**TASK**
Go over the records and count each line that has the string "sxfe". Give the number and nothing else.

───── MATERIAL FOR THE TASK

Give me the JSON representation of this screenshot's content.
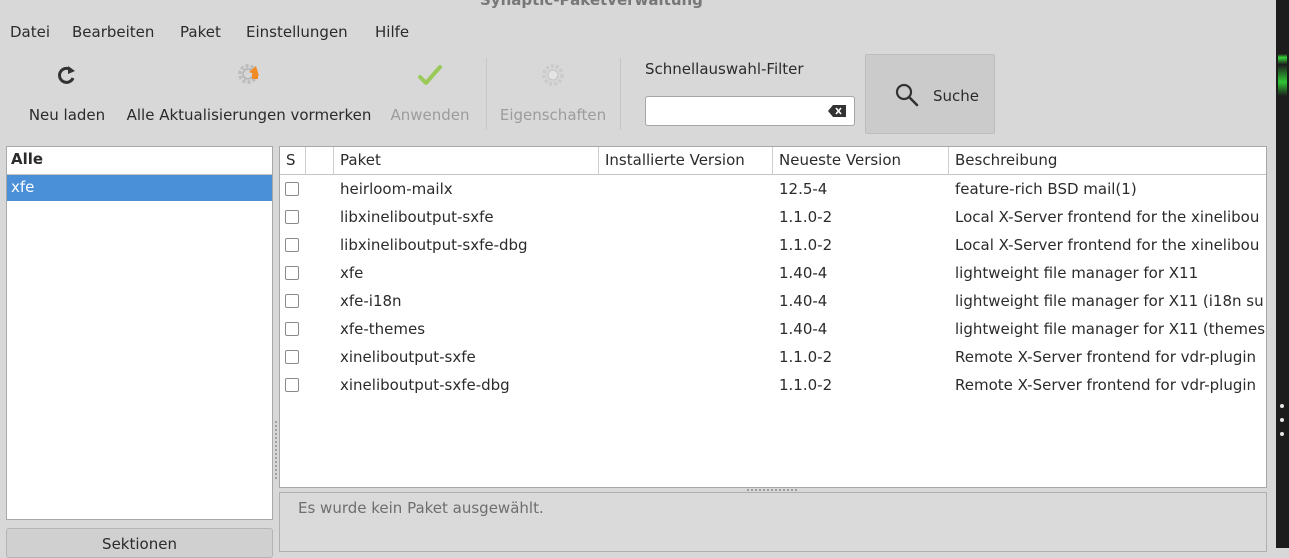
{
  "window": {
    "title": "Synaptic-Paketverwaltung"
  },
  "menubar": {
    "items": [
      "Datei",
      "Bearbeiten",
      "Paket",
      "Einstellungen",
      "Hilfe"
    ]
  },
  "toolbar": {
    "reload_label": "Neu laden",
    "mark_upgrades_label": "Alle Aktualisierungen vormerken",
    "apply_label": "Anwenden",
    "properties_label": "Eigenschaften",
    "filter_label": "Schnellauswahl-Filter",
    "filter_value": "",
    "search_label": "Suche"
  },
  "left_panel": {
    "header": "Alle",
    "items": [
      "xfe"
    ],
    "sections_button": "Sektionen"
  },
  "package_table": {
    "columns": [
      "S",
      "",
      "Paket",
      "Installierte Version",
      "Neueste Version",
      "Beschreibung"
    ],
    "rows": [
      {
        "name": "heirloom-mailx",
        "installed": "",
        "latest": "12.5-4",
        "description": "feature-rich BSD mail(1)"
      },
      {
        "name": "libxineliboutput-sxfe",
        "installed": "",
        "latest": "1.1.0-2",
        "description": "Local X-Server frontend for the xinelibou"
      },
      {
        "name": "libxineliboutput-sxfe-dbg",
        "installed": "",
        "latest": "1.1.0-2",
        "description": "Local X-Server frontend for the xinelibou"
      },
      {
        "name": "xfe",
        "installed": "",
        "latest": "1.40-4",
        "description": "lightweight file manager for X11"
      },
      {
        "name": "xfe-i18n",
        "installed": "",
        "latest": "1.40-4",
        "description": "lightweight file manager for X11 (i18n su"
      },
      {
        "name": "xfe-themes",
        "installed": "",
        "latest": "1.40-4",
        "description": "lightweight file manager for X11 (themes"
      },
      {
        "name": "xineliboutput-sxfe",
        "installed": "",
        "latest": "1.1.0-2",
        "description": "Remote X-Server frontend for vdr-plugin"
      },
      {
        "name": "xineliboutput-sxfe-dbg",
        "installed": "",
        "latest": "1.1.0-2",
        "description": "Remote X-Server frontend for vdr-plugin"
      }
    ]
  },
  "description_panel": {
    "text": "Es wurde kein Paket ausgewählt."
  },
  "colors": {
    "selection": "#4a90d9",
    "window_bg": "#d8d8d8",
    "apply_check": "#8fc24a",
    "gear": "#bdbdbd"
  }
}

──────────

**ANSWER BELOW**
4